Last Saturday we reported on the election of Simon Armitage as Professor of Poetry at Oxford University. The story informed readers: “Armitage was convinced to run after a lecture at Oxford earlier this year.”
In recent years there has been an irritating and pointless shift in the use of the verb “convince”. Previously it had been used in relation to ideas and propositions: one might be convinced, for instance, of the truth of monetarism or the existence of the Higgs boson. You might even be convinced that it would be a good idea to run for Professor of Poetry. But you were never convinced to do something: the word for that was “persuade” or “decide”. What was wrong with that?
The intrusion of “convince” into territory it never occupied before has made possible an ambiguity. The reader cannot tell whether Armitage was persuaded to run by others or decided on his own.

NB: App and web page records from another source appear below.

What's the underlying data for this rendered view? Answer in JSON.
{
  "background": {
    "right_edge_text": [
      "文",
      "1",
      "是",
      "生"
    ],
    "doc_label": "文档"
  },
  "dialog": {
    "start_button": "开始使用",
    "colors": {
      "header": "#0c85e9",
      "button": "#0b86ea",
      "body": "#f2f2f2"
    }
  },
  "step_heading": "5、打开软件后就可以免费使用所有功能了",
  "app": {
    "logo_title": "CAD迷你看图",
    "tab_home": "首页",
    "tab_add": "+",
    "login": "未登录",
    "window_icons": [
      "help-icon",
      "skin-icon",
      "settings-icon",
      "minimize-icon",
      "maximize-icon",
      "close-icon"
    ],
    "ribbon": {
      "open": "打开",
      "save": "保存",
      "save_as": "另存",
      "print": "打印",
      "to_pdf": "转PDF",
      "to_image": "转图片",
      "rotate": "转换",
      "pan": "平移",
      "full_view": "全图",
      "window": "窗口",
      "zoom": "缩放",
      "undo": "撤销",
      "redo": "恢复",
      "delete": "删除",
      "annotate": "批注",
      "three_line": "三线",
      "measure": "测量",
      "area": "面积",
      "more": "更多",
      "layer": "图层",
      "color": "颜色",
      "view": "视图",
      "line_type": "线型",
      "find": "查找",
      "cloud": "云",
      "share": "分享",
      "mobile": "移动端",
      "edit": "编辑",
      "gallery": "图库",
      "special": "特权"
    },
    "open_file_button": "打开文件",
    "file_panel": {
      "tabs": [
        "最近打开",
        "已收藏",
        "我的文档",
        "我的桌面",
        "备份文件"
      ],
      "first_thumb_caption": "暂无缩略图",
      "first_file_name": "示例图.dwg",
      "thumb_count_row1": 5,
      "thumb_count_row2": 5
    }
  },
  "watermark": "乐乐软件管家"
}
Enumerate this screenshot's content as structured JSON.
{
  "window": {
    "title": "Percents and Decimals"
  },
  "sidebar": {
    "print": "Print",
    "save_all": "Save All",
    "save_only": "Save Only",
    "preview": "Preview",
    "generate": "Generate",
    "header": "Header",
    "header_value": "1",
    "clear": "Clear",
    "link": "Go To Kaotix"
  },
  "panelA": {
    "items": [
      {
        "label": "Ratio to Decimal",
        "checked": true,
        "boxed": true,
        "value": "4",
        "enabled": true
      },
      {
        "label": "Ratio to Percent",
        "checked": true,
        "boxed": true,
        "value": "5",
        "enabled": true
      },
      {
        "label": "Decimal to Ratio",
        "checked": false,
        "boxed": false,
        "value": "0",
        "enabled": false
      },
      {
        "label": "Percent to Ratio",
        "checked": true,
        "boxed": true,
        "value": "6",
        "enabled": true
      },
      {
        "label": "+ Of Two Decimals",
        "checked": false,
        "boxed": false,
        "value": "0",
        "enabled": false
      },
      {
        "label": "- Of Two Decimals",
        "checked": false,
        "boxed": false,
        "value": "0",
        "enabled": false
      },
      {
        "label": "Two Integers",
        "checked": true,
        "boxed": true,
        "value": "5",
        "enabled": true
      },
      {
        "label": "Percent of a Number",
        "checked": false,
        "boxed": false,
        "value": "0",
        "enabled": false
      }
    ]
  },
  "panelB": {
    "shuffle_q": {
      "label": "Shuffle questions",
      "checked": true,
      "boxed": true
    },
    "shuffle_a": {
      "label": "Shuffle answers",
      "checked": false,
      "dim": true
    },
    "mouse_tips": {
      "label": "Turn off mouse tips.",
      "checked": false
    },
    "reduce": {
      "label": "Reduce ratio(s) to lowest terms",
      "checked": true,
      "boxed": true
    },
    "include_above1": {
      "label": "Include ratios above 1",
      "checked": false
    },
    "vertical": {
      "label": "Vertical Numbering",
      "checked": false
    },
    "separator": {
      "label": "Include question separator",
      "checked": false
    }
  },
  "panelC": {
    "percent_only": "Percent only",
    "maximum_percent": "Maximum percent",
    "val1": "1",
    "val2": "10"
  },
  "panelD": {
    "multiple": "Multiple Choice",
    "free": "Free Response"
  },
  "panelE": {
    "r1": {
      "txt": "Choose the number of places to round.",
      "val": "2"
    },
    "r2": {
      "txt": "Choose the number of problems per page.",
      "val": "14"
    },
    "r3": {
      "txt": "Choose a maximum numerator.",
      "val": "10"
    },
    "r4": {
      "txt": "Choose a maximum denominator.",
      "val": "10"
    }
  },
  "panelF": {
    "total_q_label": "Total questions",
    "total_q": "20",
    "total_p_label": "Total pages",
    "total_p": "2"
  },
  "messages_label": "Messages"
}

• Wednesday’s review of a Taylor Swift concert (above)included this: “Filmed inserts see Lena Dunham, Cara Delevingne, Emily Watson, Haim and more wax on the subjects of womanhood and friendship.”
“Wax” (this “wax”, not the wax you make candles of) – is a fossilised verb meaning “grow”. It is now found only in a couple of settings: the waxing moon and the twee expression “wax lyrical”, describing a person speaking with eloquence and passion. This writer has misunderstood the latter usage, and thinks “wax” means “speak with passion”. An unfortunate but understandable mistake. Even my ancient Shorter Oxford Dictionary (reprinted with corrections in 1968) describes “wax” as “now chiefly literary or archaic”. Shall we just not bother with “wax” any more?
Notice, incidentally, an egregious example of the modish overuse of “see”. Surely a film insert is there to be seen, not to see.
• Here is a picture caption published on Wednesday: “A Syrian policeman patrols the ancient oasis city of Palmyra before it was captured by Isis forces last month.”
So something happening in the present (“patrols”) happens before something happening in the past (“was captured”). This paradox crops up quite often in captions. It arises from a confusion between the time depicted in the picture, when the patrolling is present, and the time when the picture is being published – when the capturing is in the past. You can remove the paradox by writing either “patrolling” or “before its capture”.
• Tuesday’s story about Michael Gove’s wish to reform the courts said: “He will commit himself to the speedy implementation of the proposals from Lord Justice Leveson to modernise the justice system. Lord Leveson called for…” There followed a list of the judge’s proposals.
As a Justice of the Court of Appeal, Sir Brian Leveson could have been referred to as Lord Justice Leveson, but Lord Leveson would be a member of the House of Lords, which Sir Brian is not. I don’t know whether Mr Gove plans to modernise the Byzantine job titles of our judges.Reuse content